Every line of the material must come back exactly as given.

→ **SOURCE MATERIAL**:
——————
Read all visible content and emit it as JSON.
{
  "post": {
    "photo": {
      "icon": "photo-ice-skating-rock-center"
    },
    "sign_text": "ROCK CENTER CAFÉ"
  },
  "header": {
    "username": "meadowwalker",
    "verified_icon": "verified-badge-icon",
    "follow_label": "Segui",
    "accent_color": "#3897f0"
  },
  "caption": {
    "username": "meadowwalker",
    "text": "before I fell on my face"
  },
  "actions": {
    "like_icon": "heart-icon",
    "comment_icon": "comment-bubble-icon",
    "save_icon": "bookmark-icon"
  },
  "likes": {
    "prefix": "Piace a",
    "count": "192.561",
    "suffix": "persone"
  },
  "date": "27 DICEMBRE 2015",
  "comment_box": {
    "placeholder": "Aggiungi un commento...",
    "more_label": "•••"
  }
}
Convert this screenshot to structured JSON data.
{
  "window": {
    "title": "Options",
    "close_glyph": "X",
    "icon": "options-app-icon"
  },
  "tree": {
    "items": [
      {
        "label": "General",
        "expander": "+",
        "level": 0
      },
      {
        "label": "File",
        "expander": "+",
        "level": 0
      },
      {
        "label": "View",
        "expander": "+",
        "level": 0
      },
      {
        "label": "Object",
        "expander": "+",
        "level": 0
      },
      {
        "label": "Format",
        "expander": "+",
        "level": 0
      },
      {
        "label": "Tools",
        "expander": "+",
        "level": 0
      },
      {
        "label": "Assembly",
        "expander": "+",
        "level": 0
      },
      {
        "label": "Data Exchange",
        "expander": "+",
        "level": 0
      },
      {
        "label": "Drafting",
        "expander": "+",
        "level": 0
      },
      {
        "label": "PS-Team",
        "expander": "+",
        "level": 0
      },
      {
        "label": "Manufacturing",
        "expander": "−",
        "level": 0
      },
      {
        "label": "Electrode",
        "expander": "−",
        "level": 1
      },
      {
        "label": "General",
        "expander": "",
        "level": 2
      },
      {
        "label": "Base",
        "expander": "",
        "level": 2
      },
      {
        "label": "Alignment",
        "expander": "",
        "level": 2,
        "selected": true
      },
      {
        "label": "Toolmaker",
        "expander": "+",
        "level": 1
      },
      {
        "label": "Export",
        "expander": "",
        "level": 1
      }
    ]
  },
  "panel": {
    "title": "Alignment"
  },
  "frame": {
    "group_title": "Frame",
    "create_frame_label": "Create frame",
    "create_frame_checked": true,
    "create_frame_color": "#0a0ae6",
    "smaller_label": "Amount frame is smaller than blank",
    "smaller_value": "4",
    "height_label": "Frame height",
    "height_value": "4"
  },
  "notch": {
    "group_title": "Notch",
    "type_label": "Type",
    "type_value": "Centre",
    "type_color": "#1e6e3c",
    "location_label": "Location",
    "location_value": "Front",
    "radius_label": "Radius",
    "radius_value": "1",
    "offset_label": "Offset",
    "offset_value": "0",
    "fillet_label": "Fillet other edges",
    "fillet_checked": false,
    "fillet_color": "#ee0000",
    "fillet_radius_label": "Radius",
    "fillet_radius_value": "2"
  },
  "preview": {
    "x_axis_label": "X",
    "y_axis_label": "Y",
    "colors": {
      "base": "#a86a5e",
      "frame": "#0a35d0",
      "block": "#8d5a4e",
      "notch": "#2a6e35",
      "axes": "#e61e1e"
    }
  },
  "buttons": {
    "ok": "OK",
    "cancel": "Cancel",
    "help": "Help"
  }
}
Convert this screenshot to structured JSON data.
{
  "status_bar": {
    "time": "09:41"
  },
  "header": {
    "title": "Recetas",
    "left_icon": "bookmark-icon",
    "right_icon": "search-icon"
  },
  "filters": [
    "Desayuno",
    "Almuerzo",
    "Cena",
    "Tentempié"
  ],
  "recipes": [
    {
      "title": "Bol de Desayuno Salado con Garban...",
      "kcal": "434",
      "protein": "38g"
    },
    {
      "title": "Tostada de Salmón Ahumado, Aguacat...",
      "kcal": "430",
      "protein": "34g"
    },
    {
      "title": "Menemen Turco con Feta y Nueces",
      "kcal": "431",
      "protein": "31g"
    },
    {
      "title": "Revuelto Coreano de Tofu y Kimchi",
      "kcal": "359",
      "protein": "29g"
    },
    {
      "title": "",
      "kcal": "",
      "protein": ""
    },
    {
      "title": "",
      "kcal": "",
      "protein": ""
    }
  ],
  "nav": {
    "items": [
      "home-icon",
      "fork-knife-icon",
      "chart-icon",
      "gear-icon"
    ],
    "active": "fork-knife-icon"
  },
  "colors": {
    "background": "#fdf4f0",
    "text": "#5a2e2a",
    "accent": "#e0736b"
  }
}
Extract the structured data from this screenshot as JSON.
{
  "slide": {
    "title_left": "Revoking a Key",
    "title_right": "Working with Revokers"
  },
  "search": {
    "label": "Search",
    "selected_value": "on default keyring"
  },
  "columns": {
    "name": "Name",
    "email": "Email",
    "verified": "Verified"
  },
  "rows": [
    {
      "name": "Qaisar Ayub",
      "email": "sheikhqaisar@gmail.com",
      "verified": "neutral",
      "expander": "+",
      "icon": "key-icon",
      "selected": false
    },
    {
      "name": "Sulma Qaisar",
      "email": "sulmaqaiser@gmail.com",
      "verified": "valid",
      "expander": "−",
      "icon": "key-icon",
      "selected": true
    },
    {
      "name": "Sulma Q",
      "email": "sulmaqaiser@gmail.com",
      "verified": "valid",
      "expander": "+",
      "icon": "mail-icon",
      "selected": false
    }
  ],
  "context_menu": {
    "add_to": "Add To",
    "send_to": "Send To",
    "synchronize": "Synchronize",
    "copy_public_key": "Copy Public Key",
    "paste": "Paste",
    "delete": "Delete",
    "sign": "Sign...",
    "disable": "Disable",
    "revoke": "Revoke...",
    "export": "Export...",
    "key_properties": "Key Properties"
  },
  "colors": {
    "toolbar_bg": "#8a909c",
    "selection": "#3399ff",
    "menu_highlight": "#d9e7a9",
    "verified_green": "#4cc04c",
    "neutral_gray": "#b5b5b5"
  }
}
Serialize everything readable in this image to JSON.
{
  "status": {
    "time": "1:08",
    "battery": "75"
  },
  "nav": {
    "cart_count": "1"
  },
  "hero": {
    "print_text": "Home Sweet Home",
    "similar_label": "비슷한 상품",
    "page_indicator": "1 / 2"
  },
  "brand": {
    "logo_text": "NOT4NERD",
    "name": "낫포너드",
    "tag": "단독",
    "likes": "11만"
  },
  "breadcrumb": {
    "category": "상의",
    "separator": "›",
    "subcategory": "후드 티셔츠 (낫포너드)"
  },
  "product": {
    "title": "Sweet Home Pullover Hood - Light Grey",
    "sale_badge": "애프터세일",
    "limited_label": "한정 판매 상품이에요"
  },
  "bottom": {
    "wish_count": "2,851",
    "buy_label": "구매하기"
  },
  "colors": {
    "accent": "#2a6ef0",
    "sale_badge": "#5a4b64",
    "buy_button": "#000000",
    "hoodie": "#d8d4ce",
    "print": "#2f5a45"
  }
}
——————
→ **RESPONSE TO THIS EXERCISE**:
Read all visible content and emit it as JSON.
{
  "post": {
    "photo": {
      "icon": "photo-ice-skating-rock-center"
    },
    "sign_text": "ROCK CENTER CAFÉ"
  },
  "header": {
    "username": "meadowwalker",
    "verified_icon": "verified-badge-icon",
    "follow_label": "Segui",
    "accent_color": "#3897f0"
  },
  "caption": {
    "username": "meadowwalker",
    "text": "before I fell on my face"
  },
  "actions": {
    "like_icon": "heart-icon",
    "comment_icon": "comment-bubble-icon",
    "save_icon": "bookmark-icon"
  },
  "likes": {
    "prefix": "Piace a",
    "count": "192.561",
    "suffix": "persone"
  },
  "date": "27 DICEMBRE 2015",
  "comment_box": {
    "placeholder": "Aggiungi un commento...",
    "more_label": "•••"
  }
}
Convert this screenshot to structured JSON data.
{
  "window": {
    "title": "Options",
    "close_glyph": "X",
    "icon": "options-app-icon"
  },
  "tree": {
    "items": [
      {
        "label": "General",
        "expander": "+",
        "level": 0
      },
      {
        "label": "File",
        "expander": "+",
        "level": 0
      },
      {
        "label": "View",
        "expander": "+",
        "level": 0
      },
      {
        "label": "Object",
        "expander": "+",
        "level": 0
      },
      {
        "label": "Format",
        "expander": "+",
        "level": 0
      },
      {
        "label": "Tools",
        "expander": "+",
        "level": 0
      },
      {
        "label": "Assembly",
        "expander": "+",
        "level": 0
      },
      {
        "label": "Data Exchange",
        "expander": "+",
        "level": 0
      },
      {
        "label": "Drafting",
        "expander": "+",
        "level": 0
      },
      {
        "label": "PS-Team",
        "expander": "+",
        "level": 0
      },
      {
        "label": "Manufacturing",
        "expander": "−",
        "level": 0
      },
      {
        "label": "Electrode",
        "expander": "−",
        "level": 1
      },
      {
        "label": "General",
        "expander": "",
        "level": 2
      },
      {
        "label": "Base",
        "expander": "",
        "level": 2
      },
      {
        "label": "Alignment",
        "expander": "",
        "level": 2,
        "selected": true
      },
      {
        "label": "Toolmaker",
        "expander": "+",
        "level": 1
      },
      {
        "label": "Export",
        "expander": "",
        "level": 1
      }
    ]
  },
  "panel": {
    "title": "Alignment"
  },
  "frame": {
    "group_title": "Frame",
    "create_frame_label": "Create frame",
    "create_frame_checked": true,
    "create_frame_color": "#0a0ae6",
    "smaller_label": "Amount frame is smaller than blank",
    "smaller_value": "4",
    "height_label": "Frame height",
    "height_value": "4"
  },
  "notch": {
    "group_title": "Notch",
    "type_label": "Type",
    "type_value": "Centre",
    "type_color": "#1e6e3c",
    "location_label": "Location",
    "location_value": "Front",
    "radius_label": "Radius",
    "radius_value": "1",
    "offset_label": "Offset",
    "offset_value": "0",
    "fillet_label": "Fillet other edges",
    "fillet_checked": false,
    "fillet_color": "#ee0000",
    "fillet_radius_label": "Radius",
    "fillet_radius_value": "2"
  },
  "preview": {
    "x_axis_label": "X",
    "y_axis_label": "Y",
    "colors": {
      "base": "#a86a5e",
      "frame": "#0a35d0",
      "block": "#8d5a4e",
      "notch": "#2a6e35",
      "axes": "#e61e1e"
    }
  },
  "buttons": {
    "ok": "OK",
    "cancel": "Cancel",
    "help": "Help"
  }
}
Convert this screenshot to structured JSON data.
{
  "status_bar": {
    "time": "09:41"
  },
  "header": {
    "title": "Recetas",
    "left_icon": "bookmark-icon",
    "right_icon": "search-icon"
  },
  "filters": [
    "Desayuno",
    "Almuerzo",
    "Cena",
    "Tentempié"
  ],
  "recipes": [
    {
      "title": "Bol de Desayuno Salado con Garban...",
      "kcal": "434",
      "protein": "38g"
    },
    {
      "title": "Tostada de Salmón Ahumado, Aguacat...",
      "kcal": "430",
      "protein": "34g"
    },
    {
      "title": "Menemen Turco con Feta y Nueces",
      "kcal": "431",
      "protein": "31g"
    },
    {
      "title": "Revuelto Coreano de Tofu y Kimchi",
      "kcal": "359",
      "protein": "29g"
    },
    {
      "title": "",
      "kcal": "",
      "protein": ""
    },
    {
      "title": "",
      "kcal": "",
      "protein": ""
    }
  ],
  "nav": {
    "items": [
      "home-icon",
      "fork-knife-icon",
      "chart-icon",
      "gear-icon"
    ],
    "active": "fork-knife-icon"
  },
  "colors": {
    "background": "#fdf4f0",
    "text": "#5a2e2a",
    "accent": "#e0736b"
  }
}
Extract the structured data from this screenshot as JSON.
{
  "slide": {
    "title_left": "Revoking a Key",
    "title_right": "Working with Revokers"
  },
  "search": {
    "label": "Search",
    "selected_value": "on default keyring"
  },
  "columns": {
    "name": "Name",
    "email": "Email",
    "verified": "Verified"
  },
  "rows": [
    {
      "name": "Qaisar Ayub",
      "email": "sheikhqaisar@gmail.com",
      "verified": "neutral",
      "expander": "+",
      "icon": "key-icon",
      "selected": false
    },
    {
      "name": "Sulma Qaisar",
      "email": "sulmaqaiser@gmail.com",
      "verified": "valid",
      "expander": "−",
      "icon": "key-icon",
      "selected": true
    },
    {
      "name": "Sulma Q",
      "email": "sulmaqaiser@gmail.com",
      "verified": "valid",
      "expander": "+",
      "icon": "mail-icon",
      "selected": false
    }
  ],
  "context_menu": {
    "add_to": "Add To",
    "send_to": "Send To",
    "synchronize": "Synchronize",
    "copy_public_key": "Copy Public Key",
    "paste": "Paste",
    "delete": "Delete",
    "sign": "Sign...",
    "disable": "Disable",
    "revoke": "Revoke...",
    "export": "Export...",
    "key_properties": "Key Properties"
  },
  "colors": {
    "toolbar_bg": "#8a909c",
    "selection": "#3399ff",
    "menu_highlight": "#d9e7a9",
    "verified_green": "#4cc04c",
    "neutral_gray": "#b5b5b5"
  }
}
Serialize everything readable in this image to JSON.
{
  "status": {
    "time": "1:08",
    "battery": "75"
  },
  "nav": {
    "cart_count": "1"
  },
  "hero": {
    "print_text": "Home Sweet Home",
    "similar_label": "비슷한 상품",
    "page_indicator": "1 / 2"
  },
  "brand": {
    "logo_text": "NOT4NERD",
    "name": "낫포너드",
    "tag": "단독",
    "likes": "11만"
  },
  "breadcrumb": {
    "category": "상의",
    "separator": "›",
    "subcategory": "후드 티셔츠 (낫포너드)"
  },
  "product": {
    "title": "Sweet Home Pullover Hood - Light Grey",
    "sale_badge": "애프터세일",
    "limited_label": "한정 판매 상품이에요"
  },
  "bottom": {
    "wish_count": "2,851",
    "buy_label": "구매하기"
  },
  "colors": {
    "accent": "#2a6ef0",
    "sale_badge": "#5a4b64",
    "buy_button": "#000000",
    "hoodie": "#d8d4ce",
    "print": "#2f5a45"
  }
}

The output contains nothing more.